> _TASK GOAL_:
When you output the records, match them exactly and omit any picture they include.

Extracted records:
***

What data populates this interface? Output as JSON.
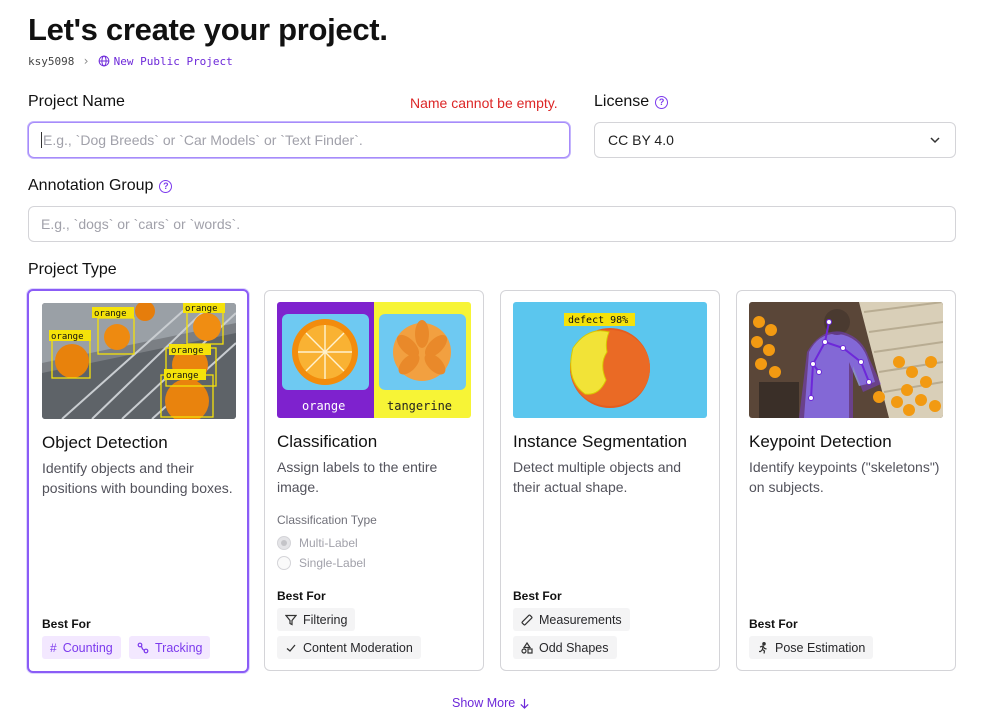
{
  "header": {
    "title": "Let's create your project.",
    "breadcrumb_user": "ksy5098",
    "breadcrumb_project": "New Public Project"
  },
  "form": {
    "project_name_label": "Project Name",
    "project_name_error": "Name cannot be empty.",
    "project_name_placeholder": "E.g., `Dog Breeds` or `Car Models` or `Text Finder`.",
    "project_name_value": "",
    "license_label": "License",
    "license_value": "CC BY 4.0",
    "annotation_group_label": "Annotation Group",
    "annotation_group_placeholder": "E.g., `dogs` or `cars` or `words`.",
    "annotation_group_value": "",
    "project_type_label": "Project Type"
  },
  "cards": [
    {
      "name": "Object Detection",
      "description": "Identify objects and their positions with bounding boxes.",
      "best_for_label": "Best For",
      "tags": [
        "Counting",
        "Tracking"
      ],
      "image_labels": [
        "orange",
        "orange",
        "orange",
        "orange",
        "orange"
      ],
      "selected": true
    },
    {
      "name": "Classification",
      "description": "Assign labels to the entire image.",
      "classification_type_label": "Classification Type",
      "options": [
        "Multi-Label",
        "Single-Label"
      ],
      "best_for_label": "Best For",
      "tags": [
        "Filtering",
        "Content Moderation"
      ],
      "image_labels": [
        "orange",
        "tangerine"
      ]
    },
    {
      "name": "Instance Segmentation",
      "description": "Detect multiple objects and their actual shape.",
      "best_for_label": "Best For",
      "tags": [
        "Measurements",
        "Odd Shapes"
      ],
      "image_labels": [
        "defect 98%"
      ]
    },
    {
      "name": "Keypoint Detection",
      "description": "Identify keypoints (\"skeletons\") on subjects.",
      "best_for_label": "Best For",
      "tags": [
        "Pose Estimation"
      ]
    }
  ],
  "footer": {
    "show_more": "Show More"
  },
  "icons": {
    "breadcrumb_separator": "chevron-right-icon",
    "project_visibility": "globe-icon",
    "help": "help-circle-icon",
    "select": "chevron-down-icon",
    "tags": [
      "hash-icon",
      "tracking-icon",
      "filter-icon",
      "check-icon",
      "ruler-icon",
      "shapes-icon",
      "person-running-icon"
    ],
    "show_more": "arrow-down-icon"
  },
  "colors": {
    "accent": "#7c3aed",
    "error": "#dc2626",
    "selected_border": "#8b5cf6"
  }
}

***

> _WRITTEN SOLUTION_:
What data populates this interface? Output as JSON.
{
  "header": {
    "title": "Let's create your project.",
    "breadcrumb_user": "ksy5098",
    "breadcrumb_project": "New Public Project"
  },
  "form": {
    "project_name_label": "Project Name",
    "project_name_error": "Name cannot be empty.",
    "project_name_placeholder": "E.g., `Dog Breeds` or `Car Models` or `Text Finder`.",
    "project_name_value": "",
    "license_label": "License",
    "license_value": "CC BY 4.0",
    "annotation_group_label": "Annotation Group",
    "annotation_group_placeholder": "E.g., `dogs` or `cars` or `words`.",
    "annotation_group_value": "",
    "project_type_label": "Project Type"
  },
  "cards": [
    {
      "name": "Object Detection",
      "description": "Identify objects and their positions with bounding boxes.",
      "best_for_label": "Best For",
      "tags": [
        "Counting",
        "Tracking"
      ],
      "image_labels": [
        "orange",
        "orange",
        "orange",
        "orange",
        "orange"
      ],
      "selected": true
    },
    {
      "name": "Classification",
      "description": "Assign labels to the entire image.",
      "classification_type_label": "Classification Type",
      "options": [
        "Multi-Label",
        "Single-Label"
      ],
      "best_for_label": "Best For",
      "tags": [
        "Filtering",
        "Content Moderation"
      ],
      "image_labels": [
        "orange",
        "tangerine"
      ]
    },
    {
      "name": "Instance Segmentation",
      "description": "Detect multiple objects and their actual shape.",
      "best_for_label": "Best For",
      "tags": [
        "Measurements",
        "Odd Shapes"
      ],
      "image_labels": [
        "defect 98%"
      ]
    },
    {
      "name": "Keypoint Detection",
      "description": "Identify keypoints (\"skeletons\") on subjects.",
      "best_for_label": "Best For",
      "tags": [
        "Pose Estimation"
      ]
    }
  ],
  "footer": {
    "show_more": "Show More"
  },
  "icons": {
    "breadcrumb_separator": "chevron-right-icon",
    "project_visibility": "globe-icon",
    "help": "help-circle-icon",
    "select": "chevron-down-icon",
    "tags": [
      "hash-icon",
      "tracking-icon",
      "filter-icon",
      "check-icon",
      "ruler-icon",
      "shapes-icon",
      "person-running-icon"
    ],
    "show_more": "arrow-down-icon"
  },
  "colors": {
    "accent": "#7c3aed",
    "error": "#dc2626",
    "selected_border": "#8b5cf6"
  }
}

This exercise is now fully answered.